Source records:
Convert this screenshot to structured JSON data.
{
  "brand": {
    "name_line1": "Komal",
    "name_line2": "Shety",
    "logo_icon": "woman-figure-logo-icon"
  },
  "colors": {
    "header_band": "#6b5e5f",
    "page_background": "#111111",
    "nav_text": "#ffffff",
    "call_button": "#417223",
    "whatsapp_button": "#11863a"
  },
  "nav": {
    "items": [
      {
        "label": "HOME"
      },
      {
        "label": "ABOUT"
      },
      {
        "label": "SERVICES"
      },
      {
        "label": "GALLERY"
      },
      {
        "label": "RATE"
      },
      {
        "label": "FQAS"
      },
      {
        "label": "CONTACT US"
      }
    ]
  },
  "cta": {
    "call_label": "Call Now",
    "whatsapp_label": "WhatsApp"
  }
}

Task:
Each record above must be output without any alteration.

Exercise response:
Convert this screenshot to structured JSON data.
{
  "brand": {
    "name_line1": "Komal",
    "name_line2": "Shety",
    "logo_icon": "woman-figure-logo-icon"
  },
  "colors": {
    "header_band": "#6b5e5f",
    "page_background": "#111111",
    "nav_text": "#ffffff",
    "call_button": "#417223",
    "whatsapp_button": "#11863a"
  },
  "nav": {
    "items": [
      {
        "label": "HOME"
      },
      {
        "label": "ABOUT"
      },
      {
        "label": "SERVICES"
      },
      {
        "label": "GALLERY"
      },
      {
        "label": "RATE"
      },
      {
        "label": "FQAS"
      },
      {
        "label": "CONTACT US"
      }
    ]
  },
  "cta": {
    "call_label": "Call Now",
    "whatsapp_label": "WhatsApp"
  }
}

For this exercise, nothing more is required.